Each line below is to be written out in full, exactly as shown.

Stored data
* * * * *
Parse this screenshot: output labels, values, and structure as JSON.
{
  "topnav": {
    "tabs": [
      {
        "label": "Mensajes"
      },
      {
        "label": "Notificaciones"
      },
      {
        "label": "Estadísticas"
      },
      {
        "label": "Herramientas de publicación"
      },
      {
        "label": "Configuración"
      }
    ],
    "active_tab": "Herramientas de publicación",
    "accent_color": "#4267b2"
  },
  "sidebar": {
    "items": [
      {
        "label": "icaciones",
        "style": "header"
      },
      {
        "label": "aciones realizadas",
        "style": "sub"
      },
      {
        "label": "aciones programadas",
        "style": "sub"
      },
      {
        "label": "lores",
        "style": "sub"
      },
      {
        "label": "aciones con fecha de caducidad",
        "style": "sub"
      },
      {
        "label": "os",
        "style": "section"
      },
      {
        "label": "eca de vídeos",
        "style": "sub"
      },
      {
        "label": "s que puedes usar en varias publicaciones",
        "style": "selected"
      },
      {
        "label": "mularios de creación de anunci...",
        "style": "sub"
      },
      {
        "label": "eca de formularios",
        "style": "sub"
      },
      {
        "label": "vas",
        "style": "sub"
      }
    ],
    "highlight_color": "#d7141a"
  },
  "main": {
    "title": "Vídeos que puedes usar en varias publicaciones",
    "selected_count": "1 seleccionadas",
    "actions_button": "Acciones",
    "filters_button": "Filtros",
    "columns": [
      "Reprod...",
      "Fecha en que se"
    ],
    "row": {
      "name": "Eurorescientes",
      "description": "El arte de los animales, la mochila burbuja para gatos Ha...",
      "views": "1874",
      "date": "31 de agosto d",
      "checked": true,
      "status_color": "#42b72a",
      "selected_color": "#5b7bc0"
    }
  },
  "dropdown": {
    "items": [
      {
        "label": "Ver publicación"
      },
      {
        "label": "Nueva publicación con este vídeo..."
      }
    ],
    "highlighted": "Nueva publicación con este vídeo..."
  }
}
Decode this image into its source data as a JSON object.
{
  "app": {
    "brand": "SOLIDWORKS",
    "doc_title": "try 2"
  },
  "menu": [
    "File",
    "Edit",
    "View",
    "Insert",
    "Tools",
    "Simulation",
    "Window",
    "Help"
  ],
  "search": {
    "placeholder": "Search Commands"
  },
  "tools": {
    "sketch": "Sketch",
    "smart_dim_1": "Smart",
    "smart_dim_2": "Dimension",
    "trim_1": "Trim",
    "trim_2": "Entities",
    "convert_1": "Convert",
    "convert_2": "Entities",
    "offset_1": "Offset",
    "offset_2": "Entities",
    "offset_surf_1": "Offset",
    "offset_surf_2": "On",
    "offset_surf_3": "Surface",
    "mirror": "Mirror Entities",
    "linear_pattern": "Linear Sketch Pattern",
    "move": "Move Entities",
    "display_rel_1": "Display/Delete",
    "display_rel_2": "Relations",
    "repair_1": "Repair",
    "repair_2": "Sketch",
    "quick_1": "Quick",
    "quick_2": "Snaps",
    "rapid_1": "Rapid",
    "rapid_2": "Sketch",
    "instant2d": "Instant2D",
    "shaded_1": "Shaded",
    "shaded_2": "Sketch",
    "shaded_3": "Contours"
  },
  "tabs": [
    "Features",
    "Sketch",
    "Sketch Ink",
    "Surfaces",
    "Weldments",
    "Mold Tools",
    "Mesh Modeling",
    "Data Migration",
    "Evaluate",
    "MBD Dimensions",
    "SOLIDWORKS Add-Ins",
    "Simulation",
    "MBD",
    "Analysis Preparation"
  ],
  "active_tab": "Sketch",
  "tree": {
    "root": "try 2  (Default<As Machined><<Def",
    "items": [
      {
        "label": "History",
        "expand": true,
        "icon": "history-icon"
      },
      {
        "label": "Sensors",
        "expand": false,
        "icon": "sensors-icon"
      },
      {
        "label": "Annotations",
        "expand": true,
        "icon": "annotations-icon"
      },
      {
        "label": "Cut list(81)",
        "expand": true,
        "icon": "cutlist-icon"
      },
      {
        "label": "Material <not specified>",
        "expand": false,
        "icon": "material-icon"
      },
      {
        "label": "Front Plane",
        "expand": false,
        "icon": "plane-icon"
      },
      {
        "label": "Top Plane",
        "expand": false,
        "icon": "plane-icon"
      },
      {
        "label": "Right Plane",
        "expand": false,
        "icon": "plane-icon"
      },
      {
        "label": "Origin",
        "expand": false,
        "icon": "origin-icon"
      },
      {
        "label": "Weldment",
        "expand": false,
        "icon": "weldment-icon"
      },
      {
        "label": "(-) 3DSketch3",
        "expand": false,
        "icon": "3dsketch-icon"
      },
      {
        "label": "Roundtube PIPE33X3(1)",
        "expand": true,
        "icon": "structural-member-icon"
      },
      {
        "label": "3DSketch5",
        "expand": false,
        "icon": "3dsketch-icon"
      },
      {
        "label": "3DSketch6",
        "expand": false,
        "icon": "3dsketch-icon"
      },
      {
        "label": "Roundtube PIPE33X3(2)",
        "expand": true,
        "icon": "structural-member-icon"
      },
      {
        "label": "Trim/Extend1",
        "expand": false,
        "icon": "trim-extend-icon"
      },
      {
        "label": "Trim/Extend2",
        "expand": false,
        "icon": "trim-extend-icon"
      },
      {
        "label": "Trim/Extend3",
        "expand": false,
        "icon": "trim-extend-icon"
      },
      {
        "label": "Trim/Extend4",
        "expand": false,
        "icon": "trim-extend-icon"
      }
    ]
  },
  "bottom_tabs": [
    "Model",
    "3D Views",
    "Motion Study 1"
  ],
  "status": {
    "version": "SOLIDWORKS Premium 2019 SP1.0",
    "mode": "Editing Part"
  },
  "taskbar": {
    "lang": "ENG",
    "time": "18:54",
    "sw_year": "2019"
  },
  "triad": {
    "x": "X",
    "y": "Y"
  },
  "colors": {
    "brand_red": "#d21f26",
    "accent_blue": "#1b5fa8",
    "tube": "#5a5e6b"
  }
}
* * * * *
■ ANSWER AREA:
Parse this screenshot: output labels, values, and structure as JSON.
{
  "topnav": {
    "tabs": [
      {
        "label": "Mensajes"
      },
      {
        "label": "Notificaciones"
      },
      {
        "label": "Estadísticas"
      },
      {
        "label": "Herramientas de publicación"
      },
      {
        "label": "Configuración"
      }
    ],
    "active_tab": "Herramientas de publicación",
    "accent_color": "#4267b2"
  },
  "sidebar": {
    "items": [
      {
        "label": "icaciones",
        "style": "header"
      },
      {
        "label": "aciones realizadas",
        "style": "sub"
      },
      {
        "label": "aciones programadas",
        "style": "sub"
      },
      {
        "label": "lores",
        "style": "sub"
      },
      {
        "label": "aciones con fecha de caducidad",
        "style": "sub"
      },
      {
        "label": "os",
        "style": "section"
      },
      {
        "label": "eca de vídeos",
        "style": "sub"
      },
      {
        "label": "s que puedes usar en varias publicaciones",
        "style": "selected"
      },
      {
        "label": "mularios de creación de anunci...",
        "style": "sub"
      },
      {
        "label": "eca de formularios",
        "style": "sub"
      },
      {
        "label": "vas",
        "style": "sub"
      }
    ],
    "highlight_color": "#d7141a"
  },
  "main": {
    "title": "Vídeos que puedes usar en varias publicaciones",
    "selected_count": "1 seleccionadas",
    "actions_button": "Acciones",
    "filters_button": "Filtros",
    "columns": [
      "Reprod...",
      "Fecha en que se"
    ],
    "row": {
      "name": "Eurorescientes",
      "description": "El arte de los animales, la mochila burbuja para gatos Ha...",
      "views": "1874",
      "date": "31 de agosto d",
      "checked": true,
      "status_color": "#42b72a",
      "selected_color": "#5b7bc0"
    }
  },
  "dropdown": {
    "items": [
      {
        "label": "Ver publicación"
      },
      {
        "label": "Nueva publicación con este vídeo..."
      }
    ],
    "highlighted": "Nueva publicación con este vídeo..."
  }
}
Decode this image into its source data as a JSON object.
{
  "app": {
    "brand": "SOLIDWORKS",
    "doc_title": "try 2"
  },
  "menu": [
    "File",
    "Edit",
    "View",
    "Insert",
    "Tools",
    "Simulation",
    "Window",
    "Help"
  ],
  "search": {
    "placeholder": "Search Commands"
  },
  "tools": {
    "sketch": "Sketch",
    "smart_dim_1": "Smart",
    "smart_dim_2": "Dimension",
    "trim_1": "Trim",
    "trim_2": "Entities",
    "convert_1": "Convert",
    "convert_2": "Entities",
    "offset_1": "Offset",
    "offset_2": "Entities",
    "offset_surf_1": "Offset",
    "offset_surf_2": "On",
    "offset_surf_3": "Surface",
    "mirror": "Mirror Entities",
    "linear_pattern": "Linear Sketch Pattern",
    "move": "Move Entities",
    "display_rel_1": "Display/Delete",
    "display_rel_2": "Relations",
    "repair_1": "Repair",
    "repair_2": "Sketch",
    "quick_1": "Quick",
    "quick_2": "Snaps",
    "rapid_1": "Rapid",
    "rapid_2": "Sketch",
    "instant2d": "Instant2D",
    "shaded_1": "Shaded",
    "shaded_2": "Sketch",
    "shaded_3": "Contours"
  },
  "tabs": [
    "Features",
    "Sketch",
    "Sketch Ink",
    "Surfaces",
    "Weldments",
    "Mold Tools",
    "Mesh Modeling",
    "Data Migration",
    "Evaluate",
    "MBD Dimensions",
    "SOLIDWORKS Add-Ins",
    "Simulation",
    "MBD",
    "Analysis Preparation"
  ],
  "active_tab": "Sketch",
  "tree": {
    "root": "try 2  (Default<As Machined><<Def",
    "items": [
      {
        "label": "History",
        "expand": true,
        "icon": "history-icon"
      },
      {
        "label": "Sensors",
        "expand": false,
        "icon": "sensors-icon"
      },
      {
        "label": "Annotations",
        "expand": true,
        "icon": "annotations-icon"
      },
      {
        "label": "Cut list(81)",
        "expand": true,
        "icon": "cutlist-icon"
      },
      {
        "label": "Material <not specified>",
        "expand": false,
        "icon": "material-icon"
      },
      {
        "label": "Front Plane",
        "expand": false,
        "icon": "plane-icon"
      },
      {
        "label": "Top Plane",
        "expand": false,
        "icon": "plane-icon"
      },
      {
        "label": "Right Plane",
        "expand": false,
        "icon": "plane-icon"
      },
      {
        "label": "Origin",
        "expand": false,
        "icon": "origin-icon"
      },
      {
        "label": "Weldment",
        "expand": false,
        "icon": "weldment-icon"
      },
      {
        "label": "(-) 3DSketch3",
        "expand": false,
        "icon": "3dsketch-icon"
      },
      {
        "label": "Roundtube PIPE33X3(1)",
        "expand": true,
        "icon": "structural-member-icon"
      },
      {
        "label": "3DSketch5",
        "expand": false,
        "icon": "3dsketch-icon"
      },
      {
        "label": "3DSketch6",
        "expand": false,
        "icon": "3dsketch-icon"
      },
      {
        "label": "Roundtube PIPE33X3(2)",
        "expand": true,
        "icon": "structural-member-icon"
      },
      {
        "label": "Trim/Extend1",
        "expand": false,
        "icon": "trim-extend-icon"
      },
      {
        "label": "Trim/Extend2",
        "expand": false,
        "icon": "trim-extend-icon"
      },
      {
        "label": "Trim/Extend3",
        "expand": false,
        "icon": "trim-extend-icon"
      },
      {
        "label": "Trim/Extend4",
        "expand": false,
        "icon": "trim-extend-icon"
      }
    ]
  },
  "bottom_tabs": [
    "Model",
    "3D Views",
    "Motion Study 1"
  ],
  "status": {
    "version": "SOLIDWORKS Premium 2019 SP1.0",
    "mode": "Editing Part"
  },
  "taskbar": {
    "lang": "ENG",
    "time": "18:54",
    "sw_year": "2019"
  },
  "triad": {
    "x": "X",
    "y": "Y"
  },
  "colors": {
    "brand_red": "#d21f26",
    "accent_blue": "#1b5fa8",
    "tube": "#5a5e6b"
  }
}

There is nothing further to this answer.